2. Direct the students to watch the program in its entirety and then complete the Viewing Guide using details and information from the show.
3. Facilitate a discussion of the questions in the Viewing Guide.
4. Using "A Brief History of Radio Drama in America," available at http://www.balancepublishing.com/golden.htm, or a similar resource, discuss why radio was culturally and historically significant to Americans as an information source and form of entertainment. Conclude the discussion by talking about why Garrison Keillor and those who listen to his program and others like it might feel it is important to perpetuate this genre of radio entertainment.
5. As a class, access the Generic Radio Workshop: Vintage Radio Script Library at http://www.genericradio.com/library.php. Discuss the various types of programs that were heard on the radio (comedy, drama, mystery, variety, westerns, science fiction, music, game shows, etc.) and review the scripts from them. Point out the following to the students:
- how advertisements and sponsors are presented at the beginning and end of the shows and during breaks in the action;
- how sound effects are described when they are to be used in the program;
- how special directions are included for the actors (how a line should be said, when they should speak loudly or softly, etc.);
- how music is incorporated (e.g., perhaps a theme song performed at the beginning of the program, music used to heighten the mood of the program).
Time Allotment: three class periods
1. Assign the students to work in small groups. Have them select a script from the Generic Radio Workshop site, print it, and perform the radio broadcast, including music and sound effects, as a group, using only their voices and the materials available to them at their seats. Provide 15 to 20 minutes for them to do this activity.
(Note to Teachers: Because students will be performing their scripts in groups simultaneously, this will be a noisy activity.)
2. At the end of the allotted performance time, facilitate a short discussion including questions such as:
- What challenges did you face as you worked as a group to perform the script?
- What did you enjoy most about performing the script?
- If you had been performing this script live on the radio, what technical challenges do you think you would have faced in terms of your ability to execute all the parts of the script correctly?
3. Keep the students in their small groups and distribute the Radio Program Planning Guide. Review all of the project guidelines together as a class. Provide them with at least one class period to plan their program for performance in class.
4. When all the groups have created their radio programs, provide class time for the students to listen to each presentation. As they listen, they should complete a peer evaluation form or provide constructive, written feedback about the content and performance. Each group should then be given time to review the feedback they've gotten from their classmates.
1. Sponsor an Old-Time Radio day or evening at your school. Create displays that document the history of radio, particularly its golden age. Have various locations where attendees can listen to the students' radio productions completed in this lesson. Students can also act as docents to guide attendees to different activities and to teach them about radio history through the interactive displays and activities.

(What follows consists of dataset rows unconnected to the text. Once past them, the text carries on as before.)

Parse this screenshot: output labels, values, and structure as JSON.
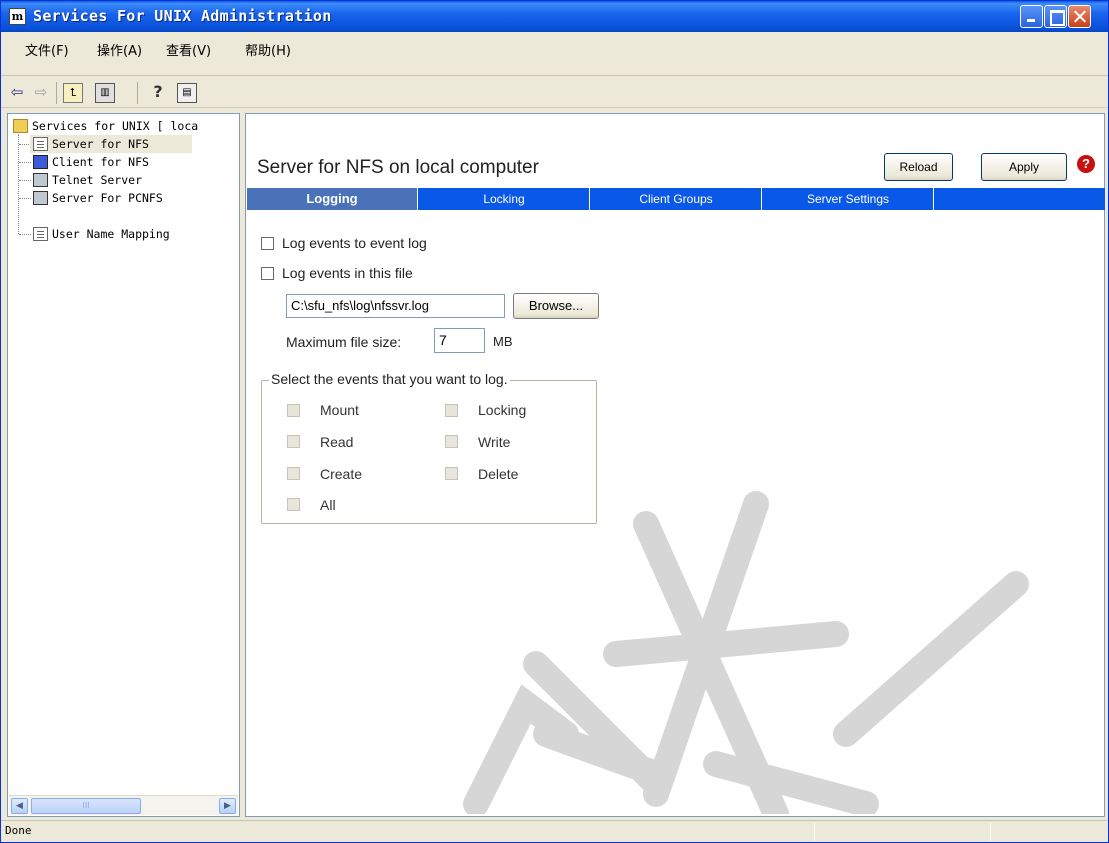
{
  "window": {
    "title": "Services For UNIX Administration",
    "icon_text": "m"
  },
  "menu": {
    "file": "文件(F)",
    "action": "操作(A)",
    "view": "查看(V)",
    "help": "帮助(H)"
  },
  "toolbar": {
    "back": "⇦",
    "forward": "⇨",
    "up": "⮤",
    "tree": "▥",
    "help": "?",
    "pane": "▤"
  },
  "tree": {
    "root": "Services for UNIX [ loca",
    "items": [
      {
        "label": "Server for NFS",
        "icon": "server-icon",
        "selected": true
      },
      {
        "label": "Client for NFS",
        "icon": "client-icon"
      },
      {
        "label": "Telnet Server",
        "icon": "telnet-icon"
      },
      {
        "label": "Server For PCNFS",
        "icon": "telnet-icon"
      },
      {
        "label": "User Name Mapping",
        "icon": "server-icon"
      }
    ],
    "scroll_thumb": "III"
  },
  "content": {
    "title": "Server for NFS on local computer",
    "reload": "Reload",
    "apply": "Apply",
    "help_glyph": "?",
    "tabs": [
      "Logging",
      "Locking",
      "Client Groups",
      "Server Settings"
    ],
    "active_tab": "Logging",
    "logging": {
      "log_event_label": "Log events to event log",
      "log_file_label": "Log events in this file",
      "log_path": "C:\\sfu_nfs\\log\\nfssvr.log",
      "browse": "Browse...",
      "max_size_label": "Maximum file size:",
      "max_size_value": "7",
      "max_size_unit": "MB",
      "events_legend": "Select the events that you want to log.",
      "events": {
        "mount": "Mount",
        "locking": "Locking",
        "read": "Read",
        "write": "Write",
        "create": "Create",
        "delete": "Delete",
        "all": "All"
      }
    }
  },
  "status": {
    "text": "Done"
  }
}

2. Start an old-time radio style broadcast that airs weekly, monthly, or quarterly and can be shared with the entire school through the public announcement system and/or on the Internet using podcasting technology.